The problem:
Your task is to copy each line of the material that includes "Total".

Information shown:
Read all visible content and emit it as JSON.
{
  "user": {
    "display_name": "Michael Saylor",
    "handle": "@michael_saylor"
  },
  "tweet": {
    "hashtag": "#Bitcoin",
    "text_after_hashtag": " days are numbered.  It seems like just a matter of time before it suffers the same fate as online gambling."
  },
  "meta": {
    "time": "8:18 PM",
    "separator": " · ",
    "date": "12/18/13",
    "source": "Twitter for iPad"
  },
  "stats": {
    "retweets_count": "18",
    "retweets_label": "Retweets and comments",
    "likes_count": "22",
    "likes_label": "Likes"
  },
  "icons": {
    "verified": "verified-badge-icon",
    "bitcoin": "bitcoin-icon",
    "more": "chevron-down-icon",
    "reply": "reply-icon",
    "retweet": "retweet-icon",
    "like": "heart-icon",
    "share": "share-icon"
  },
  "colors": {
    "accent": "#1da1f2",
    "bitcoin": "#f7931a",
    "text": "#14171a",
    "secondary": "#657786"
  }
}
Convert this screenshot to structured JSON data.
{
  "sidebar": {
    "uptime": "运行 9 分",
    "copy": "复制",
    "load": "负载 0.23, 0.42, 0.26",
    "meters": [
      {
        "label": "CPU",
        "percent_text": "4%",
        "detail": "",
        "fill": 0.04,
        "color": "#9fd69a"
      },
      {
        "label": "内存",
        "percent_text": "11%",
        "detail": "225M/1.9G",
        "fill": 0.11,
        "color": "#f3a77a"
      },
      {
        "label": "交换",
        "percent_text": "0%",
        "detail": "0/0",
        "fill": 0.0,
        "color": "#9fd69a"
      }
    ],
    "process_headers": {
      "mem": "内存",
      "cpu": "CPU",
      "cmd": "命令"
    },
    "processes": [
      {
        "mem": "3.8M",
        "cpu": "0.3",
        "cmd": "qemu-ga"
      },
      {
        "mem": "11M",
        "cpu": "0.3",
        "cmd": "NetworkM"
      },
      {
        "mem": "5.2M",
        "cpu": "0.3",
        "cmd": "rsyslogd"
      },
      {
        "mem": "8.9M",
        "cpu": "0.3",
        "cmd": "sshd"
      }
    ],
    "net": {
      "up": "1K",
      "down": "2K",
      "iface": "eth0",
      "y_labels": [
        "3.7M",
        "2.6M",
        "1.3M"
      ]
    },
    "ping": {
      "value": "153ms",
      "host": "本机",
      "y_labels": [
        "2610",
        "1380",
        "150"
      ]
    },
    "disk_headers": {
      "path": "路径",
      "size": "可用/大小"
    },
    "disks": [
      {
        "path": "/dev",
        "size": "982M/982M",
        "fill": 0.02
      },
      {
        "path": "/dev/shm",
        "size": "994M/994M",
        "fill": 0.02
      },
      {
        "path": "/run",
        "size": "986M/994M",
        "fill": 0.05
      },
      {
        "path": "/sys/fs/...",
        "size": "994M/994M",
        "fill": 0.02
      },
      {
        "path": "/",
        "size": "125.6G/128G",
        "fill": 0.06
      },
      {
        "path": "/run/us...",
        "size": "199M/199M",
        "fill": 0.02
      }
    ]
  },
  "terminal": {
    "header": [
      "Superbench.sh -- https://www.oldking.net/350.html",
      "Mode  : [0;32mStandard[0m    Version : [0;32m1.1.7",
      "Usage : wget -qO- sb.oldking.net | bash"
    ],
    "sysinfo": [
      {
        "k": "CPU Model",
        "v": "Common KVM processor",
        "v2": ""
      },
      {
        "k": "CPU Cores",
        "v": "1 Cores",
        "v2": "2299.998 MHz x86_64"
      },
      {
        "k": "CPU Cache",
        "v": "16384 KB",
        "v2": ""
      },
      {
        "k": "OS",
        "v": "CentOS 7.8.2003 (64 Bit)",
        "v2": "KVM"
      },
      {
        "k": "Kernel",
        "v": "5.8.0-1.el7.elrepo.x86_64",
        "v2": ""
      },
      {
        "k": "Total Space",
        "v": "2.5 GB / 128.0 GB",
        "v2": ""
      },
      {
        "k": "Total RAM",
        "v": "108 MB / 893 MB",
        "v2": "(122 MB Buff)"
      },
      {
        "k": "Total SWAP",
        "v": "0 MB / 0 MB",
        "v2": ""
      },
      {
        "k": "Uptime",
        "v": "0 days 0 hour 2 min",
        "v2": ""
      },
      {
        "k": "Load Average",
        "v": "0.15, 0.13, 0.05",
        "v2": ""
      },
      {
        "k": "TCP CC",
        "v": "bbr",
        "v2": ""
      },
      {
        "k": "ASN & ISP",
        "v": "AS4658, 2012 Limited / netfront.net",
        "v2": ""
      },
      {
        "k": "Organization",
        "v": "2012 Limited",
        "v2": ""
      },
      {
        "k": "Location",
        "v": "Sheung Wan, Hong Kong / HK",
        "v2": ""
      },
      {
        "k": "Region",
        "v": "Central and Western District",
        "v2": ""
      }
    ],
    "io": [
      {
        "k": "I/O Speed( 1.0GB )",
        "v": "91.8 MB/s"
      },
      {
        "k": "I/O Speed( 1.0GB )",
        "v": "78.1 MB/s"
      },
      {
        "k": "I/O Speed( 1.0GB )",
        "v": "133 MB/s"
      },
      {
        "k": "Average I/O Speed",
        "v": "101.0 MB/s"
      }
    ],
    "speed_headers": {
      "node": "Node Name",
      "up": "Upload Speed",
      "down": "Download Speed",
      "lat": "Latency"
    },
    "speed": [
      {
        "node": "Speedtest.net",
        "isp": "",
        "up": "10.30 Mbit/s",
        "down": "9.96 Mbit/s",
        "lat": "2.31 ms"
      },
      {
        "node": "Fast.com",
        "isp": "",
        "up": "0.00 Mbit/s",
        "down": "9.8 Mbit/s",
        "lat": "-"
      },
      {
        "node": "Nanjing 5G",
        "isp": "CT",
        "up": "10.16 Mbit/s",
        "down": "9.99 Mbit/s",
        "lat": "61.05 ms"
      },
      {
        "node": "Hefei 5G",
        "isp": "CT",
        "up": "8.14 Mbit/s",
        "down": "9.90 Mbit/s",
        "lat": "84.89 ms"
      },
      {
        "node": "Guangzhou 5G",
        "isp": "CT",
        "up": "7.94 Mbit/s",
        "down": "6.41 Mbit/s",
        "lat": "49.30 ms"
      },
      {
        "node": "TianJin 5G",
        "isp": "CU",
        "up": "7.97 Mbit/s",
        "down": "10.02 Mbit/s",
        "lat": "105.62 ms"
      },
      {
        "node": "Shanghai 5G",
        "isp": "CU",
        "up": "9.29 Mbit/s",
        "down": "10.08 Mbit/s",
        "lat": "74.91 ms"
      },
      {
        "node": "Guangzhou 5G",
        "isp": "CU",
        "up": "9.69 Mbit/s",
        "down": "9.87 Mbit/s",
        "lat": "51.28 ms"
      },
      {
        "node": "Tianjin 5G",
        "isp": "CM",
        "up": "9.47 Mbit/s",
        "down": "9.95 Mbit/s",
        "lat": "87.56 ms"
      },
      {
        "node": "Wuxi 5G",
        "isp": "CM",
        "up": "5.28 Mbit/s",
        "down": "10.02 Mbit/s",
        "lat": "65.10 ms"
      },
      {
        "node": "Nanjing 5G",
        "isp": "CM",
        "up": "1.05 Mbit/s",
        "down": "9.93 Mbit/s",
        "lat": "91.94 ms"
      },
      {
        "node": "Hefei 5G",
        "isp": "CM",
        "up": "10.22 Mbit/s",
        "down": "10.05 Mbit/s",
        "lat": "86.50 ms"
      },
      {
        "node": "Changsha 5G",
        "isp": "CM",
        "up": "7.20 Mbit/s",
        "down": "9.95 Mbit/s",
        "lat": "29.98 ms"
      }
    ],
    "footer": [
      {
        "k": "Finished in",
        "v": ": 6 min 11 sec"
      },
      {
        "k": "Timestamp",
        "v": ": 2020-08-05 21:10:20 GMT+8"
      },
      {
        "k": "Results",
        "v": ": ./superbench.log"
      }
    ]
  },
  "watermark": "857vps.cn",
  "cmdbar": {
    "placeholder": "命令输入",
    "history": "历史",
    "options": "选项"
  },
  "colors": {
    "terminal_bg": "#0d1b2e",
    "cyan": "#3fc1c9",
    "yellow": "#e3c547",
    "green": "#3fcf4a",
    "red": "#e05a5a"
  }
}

Response to this task:
        "k": "Total Space",
        "k": "Total RAM",
        "k": "Total SWAP",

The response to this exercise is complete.